UNIX commands for daily tasks

UNIX is a base OS for many popular OS you are using right now, from Linux to Mac OSX. Those OS share common commands so it is pretty easy to switch from one OS to another. Because it is so important to understand and use UNIX commands, I want to create a series to introduce to you some of the most frequent used UNIX commands which I think are extremely helpful for your daily tasks. I cannot imagine how hard it would be if these tools do not exist.

I do not want to feed you many fishes at a time. Let's get started with just 3 commands that I have to type almost every day. All of 3 commands are used for showing the content of a file but each has different usage.


cat is used when you want to display the entire content of a file, no matter how big it is. Whenever I want to look into a text file (like the content of my SSH key), this is the command I use. It is, however, not suitable to be used when the content of the file is too big to be displayed nicely on the screen. Because it tries to show the entire content, it floods your screen with characters and it is really hard to see (you have to scroll backward to see what is in the beginning of the file). In addition, you can not use it for searching a particular token in a file. Rule of thumb: use cat if your text file is small and you can read it easily without scrolling too much. For example, try running: cat /var/log/system.log and see how it floods your terminal.

Another nice ability of cat is to concatenate a list of files into a single file. This can be seen when setting up SSL certificate, it often asks us to concatenate a private key and an intermediate key into a single .pem file. This can be done easily using the following command:

cat private_key intermediate_key > final_key.pem

You can merge as many files as you want, just specify them in the command.


less is an enhancement of an old tool called more. Even though its name is less, it actually has more features than more. It allows you to read the content of a file page-by-page instead of showing them all on the screen like cat does. The term page is defined as the amount of text which fits nicely in your terminal. This means that it has no problem working with a big file since it only fetches enough text to show for the user. Navigation is easy, you can use arrow key or other keys combination (Ctrl + V for page down, Ctrl + B for page up). So, try running: less /var/log/system.log and see the difference.

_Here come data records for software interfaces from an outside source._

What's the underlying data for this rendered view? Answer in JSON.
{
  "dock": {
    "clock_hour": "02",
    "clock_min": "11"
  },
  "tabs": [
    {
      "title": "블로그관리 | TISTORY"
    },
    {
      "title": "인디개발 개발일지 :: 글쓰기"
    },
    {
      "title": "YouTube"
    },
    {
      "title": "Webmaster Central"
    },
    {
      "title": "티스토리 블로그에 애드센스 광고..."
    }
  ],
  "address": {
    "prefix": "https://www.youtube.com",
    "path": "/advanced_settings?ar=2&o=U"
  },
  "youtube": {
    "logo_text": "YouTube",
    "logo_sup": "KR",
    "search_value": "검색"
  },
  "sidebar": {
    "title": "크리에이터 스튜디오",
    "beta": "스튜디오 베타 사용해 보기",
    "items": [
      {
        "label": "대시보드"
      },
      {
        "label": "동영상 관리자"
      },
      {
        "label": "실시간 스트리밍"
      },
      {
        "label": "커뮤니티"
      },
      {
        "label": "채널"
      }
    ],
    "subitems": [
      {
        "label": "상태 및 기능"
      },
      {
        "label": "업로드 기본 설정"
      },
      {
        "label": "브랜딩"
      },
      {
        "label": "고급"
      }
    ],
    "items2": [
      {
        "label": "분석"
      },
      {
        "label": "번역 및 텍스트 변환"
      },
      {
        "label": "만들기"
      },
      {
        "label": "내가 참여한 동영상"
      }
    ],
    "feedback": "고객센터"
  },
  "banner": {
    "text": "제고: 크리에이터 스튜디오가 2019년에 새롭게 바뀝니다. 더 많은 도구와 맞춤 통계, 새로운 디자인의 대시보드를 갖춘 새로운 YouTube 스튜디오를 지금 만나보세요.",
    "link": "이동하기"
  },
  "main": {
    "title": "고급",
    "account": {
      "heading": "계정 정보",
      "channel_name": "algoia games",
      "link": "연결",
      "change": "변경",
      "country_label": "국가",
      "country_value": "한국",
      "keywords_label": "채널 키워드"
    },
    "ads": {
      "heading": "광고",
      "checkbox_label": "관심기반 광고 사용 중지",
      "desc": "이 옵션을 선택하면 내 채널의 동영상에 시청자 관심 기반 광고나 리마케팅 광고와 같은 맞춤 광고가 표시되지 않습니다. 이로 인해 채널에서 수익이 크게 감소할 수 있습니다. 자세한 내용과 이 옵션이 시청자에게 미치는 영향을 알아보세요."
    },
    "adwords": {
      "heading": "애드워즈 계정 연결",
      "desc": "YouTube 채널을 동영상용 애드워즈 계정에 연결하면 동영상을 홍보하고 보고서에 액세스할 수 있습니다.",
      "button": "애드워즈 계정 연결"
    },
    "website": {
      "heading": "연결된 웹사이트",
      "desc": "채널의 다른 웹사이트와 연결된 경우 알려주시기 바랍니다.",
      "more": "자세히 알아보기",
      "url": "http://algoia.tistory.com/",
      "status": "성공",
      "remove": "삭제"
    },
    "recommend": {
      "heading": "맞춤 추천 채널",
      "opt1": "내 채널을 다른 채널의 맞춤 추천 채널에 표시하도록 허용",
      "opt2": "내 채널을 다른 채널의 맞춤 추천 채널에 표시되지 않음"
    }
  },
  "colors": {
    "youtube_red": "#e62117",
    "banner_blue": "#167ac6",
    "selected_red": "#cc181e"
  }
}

In addition, you can also search a particular text inside a text file while viewing a file using less. Just type / (slash) then type your searching text and finally press Enter, less will jump to a page which contains the text you are looking for.


tail is the last command I would like to introduce in this list. It is the command which often used to view real-time log. It allows you to view the content at the end of a file, which is the most valuable information of a log file. You can specify how many lines of text you want to read using -n option, and you can also use monitoring mode which shows all updates made to a file. When I debug a Rails application, tail is my choice:

tail -f log/production.log

Even though these 3 commands are so simple, they are quite powerful if you understand how to use it correctly. To learn more about these commands, I recommend using man command to read their documentation of each system, ex: man tail. Remember that if you want to be good, start with simple thing first. Do not try to learn fancy & complex tools right at the beginning to show off your skills. Make sure you get the fundamental things first and enhance it by the time.

I'll see you next time with more commands and explanation. Happy coding!